What are stem cells?
Everyone has stem cells in their body. They are the building blocks that all the other cells grow from. When healthy blood stem cells develop they produce the correct number of each type of blood cell. The different types of blood cell are red, white, neutrophils, lymphocytes, plasma and platelets.
However, if blood stems cells do not develop normally, the blood will contain too many immature cells. This can lead to different blood disorders, including cancer of the blood, such as Acute Myeloid Leukaemia. Often, a transplant is the patient’s best chance of survival.
What is the difference between a stem cell transplant and a bone marrow transplant?
In most cases (90% of donations), stem cells are collected from the donor’s bloodstream. This is similar to giving blood. The process harvests (collects) the stem cells and then returns the rest of the blood to the donor.

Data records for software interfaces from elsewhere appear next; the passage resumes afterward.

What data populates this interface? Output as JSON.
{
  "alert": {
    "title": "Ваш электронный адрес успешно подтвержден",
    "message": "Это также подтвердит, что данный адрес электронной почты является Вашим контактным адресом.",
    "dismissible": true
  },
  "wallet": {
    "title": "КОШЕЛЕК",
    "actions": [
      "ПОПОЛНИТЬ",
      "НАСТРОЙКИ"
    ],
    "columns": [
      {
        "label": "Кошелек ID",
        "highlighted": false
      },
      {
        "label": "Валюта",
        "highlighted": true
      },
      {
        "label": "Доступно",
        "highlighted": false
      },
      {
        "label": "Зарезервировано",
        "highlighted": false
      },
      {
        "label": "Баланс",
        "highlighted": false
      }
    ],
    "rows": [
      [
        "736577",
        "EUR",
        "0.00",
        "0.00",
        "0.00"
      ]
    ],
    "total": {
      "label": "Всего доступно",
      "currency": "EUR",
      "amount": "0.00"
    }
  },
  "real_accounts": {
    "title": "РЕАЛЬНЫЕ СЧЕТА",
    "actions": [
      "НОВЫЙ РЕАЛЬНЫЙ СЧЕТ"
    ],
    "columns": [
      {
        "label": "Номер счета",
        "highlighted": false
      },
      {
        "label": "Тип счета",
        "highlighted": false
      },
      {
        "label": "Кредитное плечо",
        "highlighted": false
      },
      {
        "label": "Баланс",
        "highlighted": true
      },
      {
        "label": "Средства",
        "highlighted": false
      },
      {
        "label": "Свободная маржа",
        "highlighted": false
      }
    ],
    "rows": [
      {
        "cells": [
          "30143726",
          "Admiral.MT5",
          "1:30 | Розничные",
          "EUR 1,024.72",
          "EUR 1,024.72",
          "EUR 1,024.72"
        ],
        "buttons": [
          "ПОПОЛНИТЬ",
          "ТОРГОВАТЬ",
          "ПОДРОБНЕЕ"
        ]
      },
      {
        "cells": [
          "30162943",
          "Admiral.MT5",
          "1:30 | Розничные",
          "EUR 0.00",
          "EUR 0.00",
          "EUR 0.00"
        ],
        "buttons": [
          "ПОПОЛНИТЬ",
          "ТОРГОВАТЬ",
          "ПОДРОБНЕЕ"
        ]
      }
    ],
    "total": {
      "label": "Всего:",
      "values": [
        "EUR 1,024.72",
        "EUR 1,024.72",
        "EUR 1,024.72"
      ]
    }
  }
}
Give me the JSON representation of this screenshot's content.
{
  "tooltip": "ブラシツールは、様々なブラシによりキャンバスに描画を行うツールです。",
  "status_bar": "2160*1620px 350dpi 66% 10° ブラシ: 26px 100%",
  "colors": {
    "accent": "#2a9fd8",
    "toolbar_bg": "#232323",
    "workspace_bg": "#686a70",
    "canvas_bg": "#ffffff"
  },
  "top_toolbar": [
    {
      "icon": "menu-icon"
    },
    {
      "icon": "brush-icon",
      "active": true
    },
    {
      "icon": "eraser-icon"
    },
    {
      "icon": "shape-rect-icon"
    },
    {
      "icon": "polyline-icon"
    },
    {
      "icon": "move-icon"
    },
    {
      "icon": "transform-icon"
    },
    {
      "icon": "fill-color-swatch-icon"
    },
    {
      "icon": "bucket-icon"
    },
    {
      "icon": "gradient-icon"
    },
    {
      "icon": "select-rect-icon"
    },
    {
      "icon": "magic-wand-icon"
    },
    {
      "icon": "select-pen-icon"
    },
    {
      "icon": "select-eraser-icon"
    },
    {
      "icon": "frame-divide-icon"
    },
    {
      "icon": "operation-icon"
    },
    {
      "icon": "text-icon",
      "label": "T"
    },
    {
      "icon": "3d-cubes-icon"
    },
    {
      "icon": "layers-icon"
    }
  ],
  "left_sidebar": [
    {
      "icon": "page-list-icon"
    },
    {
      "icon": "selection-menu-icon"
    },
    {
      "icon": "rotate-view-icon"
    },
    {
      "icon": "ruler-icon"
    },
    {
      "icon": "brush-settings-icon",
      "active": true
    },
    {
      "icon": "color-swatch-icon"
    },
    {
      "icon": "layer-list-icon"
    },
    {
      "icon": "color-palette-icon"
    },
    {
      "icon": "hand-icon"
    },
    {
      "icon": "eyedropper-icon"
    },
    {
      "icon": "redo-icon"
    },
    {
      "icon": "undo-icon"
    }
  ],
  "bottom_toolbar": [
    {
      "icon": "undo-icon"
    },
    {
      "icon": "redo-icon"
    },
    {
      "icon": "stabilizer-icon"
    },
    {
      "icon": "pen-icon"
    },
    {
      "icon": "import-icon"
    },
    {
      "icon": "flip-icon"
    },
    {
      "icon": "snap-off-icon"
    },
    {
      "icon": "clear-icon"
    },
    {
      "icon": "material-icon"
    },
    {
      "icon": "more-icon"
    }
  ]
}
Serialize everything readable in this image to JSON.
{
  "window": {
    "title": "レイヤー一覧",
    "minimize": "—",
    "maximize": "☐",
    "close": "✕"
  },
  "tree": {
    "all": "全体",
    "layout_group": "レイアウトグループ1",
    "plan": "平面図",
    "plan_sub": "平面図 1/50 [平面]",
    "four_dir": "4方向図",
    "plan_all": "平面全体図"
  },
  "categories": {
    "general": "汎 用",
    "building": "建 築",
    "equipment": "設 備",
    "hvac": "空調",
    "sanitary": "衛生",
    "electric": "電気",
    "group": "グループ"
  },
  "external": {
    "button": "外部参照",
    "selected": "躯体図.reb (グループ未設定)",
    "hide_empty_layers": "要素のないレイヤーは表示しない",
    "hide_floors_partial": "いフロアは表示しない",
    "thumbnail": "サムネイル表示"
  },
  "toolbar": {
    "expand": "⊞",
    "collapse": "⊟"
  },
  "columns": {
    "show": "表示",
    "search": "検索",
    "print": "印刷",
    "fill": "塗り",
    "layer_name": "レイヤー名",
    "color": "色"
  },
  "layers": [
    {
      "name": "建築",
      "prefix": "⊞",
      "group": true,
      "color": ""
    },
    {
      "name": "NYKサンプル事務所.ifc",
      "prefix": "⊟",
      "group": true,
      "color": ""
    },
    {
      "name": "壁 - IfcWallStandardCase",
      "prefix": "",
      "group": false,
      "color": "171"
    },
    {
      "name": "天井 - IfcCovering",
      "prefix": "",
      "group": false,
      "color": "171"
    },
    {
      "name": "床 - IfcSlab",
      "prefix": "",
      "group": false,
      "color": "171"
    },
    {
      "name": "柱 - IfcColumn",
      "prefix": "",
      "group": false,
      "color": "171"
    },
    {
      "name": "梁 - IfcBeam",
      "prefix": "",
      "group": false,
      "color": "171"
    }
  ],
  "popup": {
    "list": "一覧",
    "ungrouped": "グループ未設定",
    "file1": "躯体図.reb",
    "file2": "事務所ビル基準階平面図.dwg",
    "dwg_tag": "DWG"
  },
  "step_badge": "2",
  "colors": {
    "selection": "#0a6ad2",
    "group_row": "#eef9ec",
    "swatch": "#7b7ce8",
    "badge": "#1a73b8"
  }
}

Doctors may decide that the cells need to be collected from the bone marrow instead. This is done under general anaesthetic, using a needle to collect bone marrow from the donor’s pelvis.
How does a stem cell transplant work?
First the abnormal cells in the patient have to be destroyed with chemotherapy and sometimes radiotherapy.
The next day the patient will receive the new stem cells from the donor. They are given in a similar way to having a blood transfusion. The new cells will find the patient’s bone marrow and start to produce new blood cells. After a while the patient will develop a new immune system which will recognise and remove abnormal cells.
For more information, please visit https://www.anthonynolan.org/frequently-asked-questions
Other ways to help
We need to share this appeal far and wide. Please follow us on Twitter, Facebook and Instagram and make sure you tell your friends all about us. Read, like, comment and share our social media posts. We are in the UK, but there is a worldwide register too (just search for Anthony Nolan or DKMS.org and you can find the appropriate website for your country). Someone is going to be the match our son needs – could it be you?